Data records
=-=-=-=-=

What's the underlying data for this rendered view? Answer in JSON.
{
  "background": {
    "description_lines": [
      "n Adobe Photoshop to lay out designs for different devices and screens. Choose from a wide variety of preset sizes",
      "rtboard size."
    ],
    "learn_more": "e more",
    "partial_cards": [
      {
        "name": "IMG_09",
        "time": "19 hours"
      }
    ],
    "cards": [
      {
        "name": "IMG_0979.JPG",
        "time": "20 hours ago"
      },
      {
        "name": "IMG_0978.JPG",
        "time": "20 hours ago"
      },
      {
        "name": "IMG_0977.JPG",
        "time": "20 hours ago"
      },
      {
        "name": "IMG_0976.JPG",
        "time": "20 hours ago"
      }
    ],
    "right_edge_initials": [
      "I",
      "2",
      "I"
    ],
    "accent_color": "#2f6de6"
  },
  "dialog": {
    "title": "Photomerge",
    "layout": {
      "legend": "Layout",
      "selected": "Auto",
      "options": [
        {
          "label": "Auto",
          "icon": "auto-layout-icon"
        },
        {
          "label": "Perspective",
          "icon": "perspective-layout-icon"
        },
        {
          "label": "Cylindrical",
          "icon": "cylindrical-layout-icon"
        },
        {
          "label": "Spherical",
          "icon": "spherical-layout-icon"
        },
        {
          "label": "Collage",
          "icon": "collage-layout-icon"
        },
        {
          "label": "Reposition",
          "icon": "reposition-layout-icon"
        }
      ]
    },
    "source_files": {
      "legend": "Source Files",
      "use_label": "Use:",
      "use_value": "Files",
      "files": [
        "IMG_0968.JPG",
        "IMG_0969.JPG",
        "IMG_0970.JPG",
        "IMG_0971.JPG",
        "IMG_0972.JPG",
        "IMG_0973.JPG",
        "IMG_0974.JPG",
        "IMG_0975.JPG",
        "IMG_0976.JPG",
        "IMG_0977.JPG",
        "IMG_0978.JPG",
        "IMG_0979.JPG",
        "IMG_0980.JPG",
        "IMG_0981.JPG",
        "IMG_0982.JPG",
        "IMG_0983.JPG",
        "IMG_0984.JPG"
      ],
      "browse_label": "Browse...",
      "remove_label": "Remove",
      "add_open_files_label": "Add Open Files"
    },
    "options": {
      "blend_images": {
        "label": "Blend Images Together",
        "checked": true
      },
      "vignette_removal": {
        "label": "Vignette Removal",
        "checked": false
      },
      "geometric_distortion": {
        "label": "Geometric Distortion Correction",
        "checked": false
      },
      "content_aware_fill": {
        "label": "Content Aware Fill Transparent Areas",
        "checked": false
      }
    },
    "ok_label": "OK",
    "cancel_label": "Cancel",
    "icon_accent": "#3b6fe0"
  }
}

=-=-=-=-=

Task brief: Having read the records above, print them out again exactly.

Solution:
What's the underlying data for this rendered view? Answer in JSON.
{
  "background": {
    "description_lines": [
      "n Adobe Photoshop to lay out designs for different devices and screens. Choose from a wide variety of preset sizes",
      "rtboard size."
    ],
    "learn_more": "e more",
    "partial_cards": [
      {
        "name": "IMG_09",
        "time": "19 hours"
      }
    ],
    "cards": [
      {
        "name": "IMG_0979.JPG",
        "time": "20 hours ago"
      },
      {
        "name": "IMG_0978.JPG",
        "time": "20 hours ago"
      },
      {
        "name": "IMG_0977.JPG",
        "time": "20 hours ago"
      },
      {
        "name": "IMG_0976.JPG",
        "time": "20 hours ago"
      }
    ],
    "right_edge_initials": [
      "I",
      "2",
      "I"
    ],
    "accent_color": "#2f6de6"
  },
  "dialog": {
    "title": "Photomerge",
    "layout": {
      "legend": "Layout",
      "selected": "Auto",
      "options": [
        {
          "label": "Auto",
          "icon": "auto-layout-icon"
        },
        {
          "label": "Perspective",
          "icon": "perspective-layout-icon"
        },
        {
          "label": "Cylindrical",
          "icon": "cylindrical-layout-icon"
        },
        {
          "label": "Spherical",
          "icon": "spherical-layout-icon"
        },
        {
          "label": "Collage",
          "icon": "collage-layout-icon"
        },
        {
          "label": "Reposition",
          "icon": "reposition-layout-icon"
        }
      ]
    },
    "source_files": {
      "legend": "Source Files",
      "use_label": "Use:",
      "use_value": "Files",
      "files": [
        "IMG_0968.JPG",
        "IMG_0969.JPG",
        "IMG_0970.JPG",
        "IMG_0971.JPG",
        "IMG_0972.JPG",
        "IMG_0973.JPG",
        "IMG_0974.JPG",
        "IMG_0975.JPG",
        "IMG_0976.JPG",
        "IMG_0977.JPG",
        "IMG_0978.JPG",
        "IMG_0979.JPG",
        "IMG_0980.JPG",
        "IMG_0981.JPG",
        "IMG_0982.JPG",
        "IMG_0983.JPG",
        "IMG_0984.JPG"
      ],
      "browse_label": "Browse...",
      "remove_label": "Remove",
      "add_open_files_label": "Add Open Files"
    },
    "options": {
      "blend_images": {
        "label": "Blend Images Together",
        "checked": true
      },
      "vignette_removal": {
        "label": "Vignette Removal",
        "checked": false
      },
      "geometric_distortion": {
        "label": "Geometric Distortion Correction",
        "checked": false
      },
      "content_aware_fill": {
        "label": "Content Aware Fill Transparent Areas",
        "checked": false
      }
    },
    "ok_label": "OK",
    "cancel_label": "Cancel",
    "icon_accent": "#3b6fe0"
  }
}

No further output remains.